  8. 8. DEMONSTRATIONInstalling and starting up Tomcat
  9. 9. DEMONSTRATIONDelivering simple, static content
  10. 10. Server-side processing concepts Aside from remote network access, the real magic of deliveringcontent with a web server is the expansive ability for server-sideprocessing. You can effectively manipulate the content any wayyou want before sending it to the requestor. The user does not necessarily see what is actually on the webserver computer, only what the server application sends back. Itmay look like the user is receiving static HTML pages that aresitting on the server somewhere, but in actuality, the server maybe dynamically generating the HTML code upon request. In the case of technical documentation, server-side processingmight include:• Opening XML files and running XSLT transformations• Querying some database for information Basically, the server needs to do whatever is required to createthe HTML for the client browser.
  11. 11. DEMONSTRATIONA simple XML/XSLT setup for generating HTML
  12. 12.  Server-side processing may be useful for generating contentcatered to specific users.

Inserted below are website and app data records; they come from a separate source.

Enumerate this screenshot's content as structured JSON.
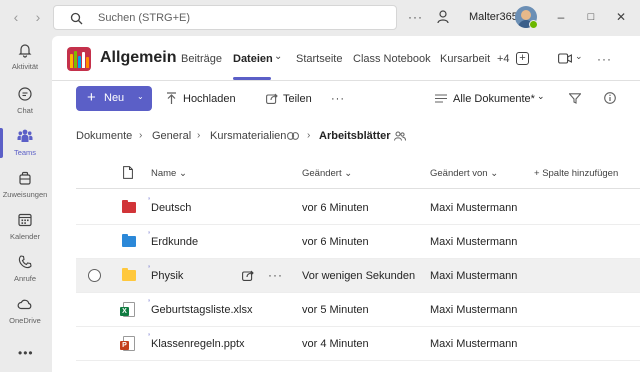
{
  "titlebar": {
    "search_placeholder": "Suchen (STRG+E)",
    "more_label": "···",
    "username": "Malter365",
    "presence": "available"
  },
  "rail": [
    {
      "label": "Aktivität",
      "icon": "bell-icon"
    },
    {
      "label": "Chat",
      "icon": "chat-icon"
    },
    {
      "label": "Teams",
      "icon": "teams-icon",
      "active": true
    },
    {
      "label": "Zuweisungen",
      "icon": "assignments-icon"
    },
    {
      "label": "Kalender",
      "icon": "calendar-icon"
    },
    {
      "label": "Anrufe",
      "icon": "phone-icon"
    },
    {
      "label": "OneDrive",
      "icon": "cloud-icon"
    }
  ],
  "rail_more": "•••",
  "channel": {
    "title": "Allgemein",
    "tabs": [
      "Beiträge",
      "Dateien",
      "Startseite",
      "Class Notebook",
      "Kursarbeit",
      "+4"
    ],
    "active_tab": "Dateien",
    "active_tab_chevron": "⌄"
  },
  "commands": {
    "new": "Neu",
    "upload": "Hochladen",
    "share": "Teilen",
    "more": "···",
    "view": "Alle Dokumente*"
  },
  "breadcrumb": [
    "Dokumente",
    "General",
    "Kursmaterialien",
    "Arbeitsblätter"
  ],
  "columns": {
    "name": "Name",
    "modified": "Geändert",
    "modified_by": "Geändert von",
    "add_column": "Spalte hinzufügen"
  },
  "files": [
    {
      "name": "Deutsch",
      "type": "folder",
      "color": "#d13438",
      "modified": "vor 6 Minuten",
      "by": "Maxi Mustermann"
    },
    {
      "name": "Erdkunde",
      "type": "folder",
      "color": "#2b88d8",
      "modified": "vor 6 Minuten",
      "by": "Maxi Mustermann"
    },
    {
      "name": "Physik",
      "type": "folder",
      "color": "#ffc83d",
      "modified": "Vor wenigen Sekunden",
      "by": "Maxi Mustermann"
    },
    {
      "name": "Geburtstagsliste.xlsx",
      "type": "xlsx",
      "color": "#107c41",
      "modified": "vor 5 Minuten",
      "by": "Maxi Mustermann"
    },
    {
      "name": "Klassenregeln.pptx",
      "type": "pptx",
      "color": "#c43e1c",
      "modified": "vor 4 Minuten",
      "by": "Maxi Mustermann"
    }
  ],
  "colors": {
    "accent": "#5b5fc7",
    "presence": "#6bb700"
  }
}
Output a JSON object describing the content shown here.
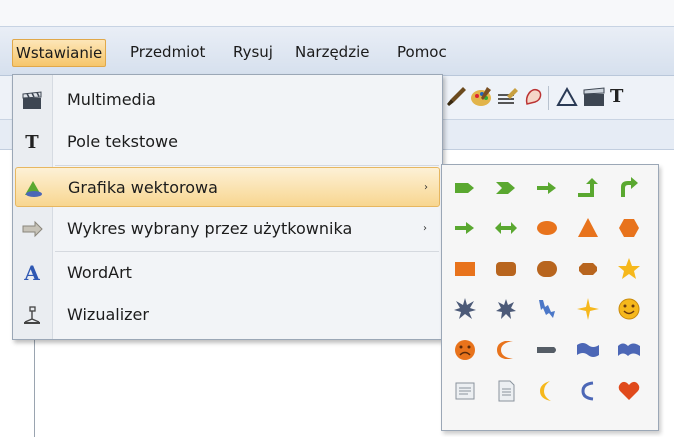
{
  "menubar": {
    "items": [
      {
        "label": "Wstawianie",
        "active": true
      },
      {
        "label": "Przedmiot",
        "active": false
      },
      {
        "label": "Rysuj",
        "active": false
      },
      {
        "label": "Narzędzie",
        "active": false
      },
      {
        "label": "Pomoc",
        "active": false
      }
    ]
  },
  "toolbar": {
    "icons": [
      "brush-icon",
      "palette-icon",
      "edit-icon",
      "shape-icon",
      "triangle-icon",
      "multimedia-icon",
      "text-icon"
    ],
    "text_tool_label": "T"
  },
  "insert_menu": {
    "items": [
      {
        "label": "Multimedia",
        "icon": "clapperboard-icon"
      },
      {
        "label": "Pole tekstowe",
        "icon": "text-icon",
        "icon_glyph": "T"
      },
      {
        "label": "Grafika wektorowa",
        "icon": "vector-graphic-icon",
        "submenu": true,
        "highlighted": true
      },
      {
        "label": "Wykres wybrany przez użytkownika",
        "icon": "custom-chart-icon",
        "submenu": true
      },
      {
        "label": "WordArt",
        "icon": "wordart-icon",
        "icon_glyph": "A"
      },
      {
        "label": "Wizualizer",
        "icon": "visualizer-icon"
      }
    ]
  },
  "submenu_arrow": "›",
  "vector_submenu": {
    "shapes": [
      "arrow-pentagon-icon",
      "chevron-arrow-icon",
      "right-arrow-icon",
      "bent-up-arrow-icon",
      "turn-right-arrow-icon",
      "right-arrow-small-icon",
      "double-arrow-icon",
      "ellipse-icon",
      "triangle-icon",
      "hexagon-icon",
      "rectangle-icon",
      "rounded-rectangle-icon",
      "flowchart-terminator-icon",
      "octagon-icon",
      "star-icon",
      "explosion-icon",
      "burst-icon",
      "lightning-icon",
      "four-point-star-icon",
      "smiley-icon",
      "sad-face-icon",
      "moon-crescent-icon",
      "can-cylinder-icon",
      "wave-icon",
      "double-wave-icon",
      "note-icon",
      "document-icon",
      "crescent-moon-icon",
      "cloud-callout-icon",
      "heart-icon"
    ]
  },
  "colors": {
    "green": "#5aa830",
    "orange": "#e8731c",
    "yellow": "#f6b81c",
    "blue": "#4c67b6",
    "gray": "#808a94"
  }
}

For example, you could:• Accept input from a user to apply the appropriate filters• Use user profile information to otherwise adjust the content For content reuse, the possibilities are endless. For example, youcould:• Apply filters using the “conditional text” model, according to some sort ofinput or selection criteria• Pull common information from any central, networked location that supportsweb-based interaction, such as a database or file systemProfiling and content reuse
  13. 13. DEMONSTRATIONUsing XSLT to filter conditional content
  14. 14. DEMONSTRATIONA mature, real-world system deployed at Spirent
  15. 15. Summary and final points• Dynamic web-based publishing may not be applicable in all situations, butwhere it is, it can make all the difference.• Most people would be surprised to know how much you can do for FREE(excepting your paycheck and that computer, of course).• Web-based publishing requires knowledge in advanced concepts that taketime to learn. If you want to develop an extensive and complexarchitecture, don’t expect it to be easy. Having said that, the rewards areworth every bit of effort and will make your resume look GREAT.
  16. 16. QUESTIONS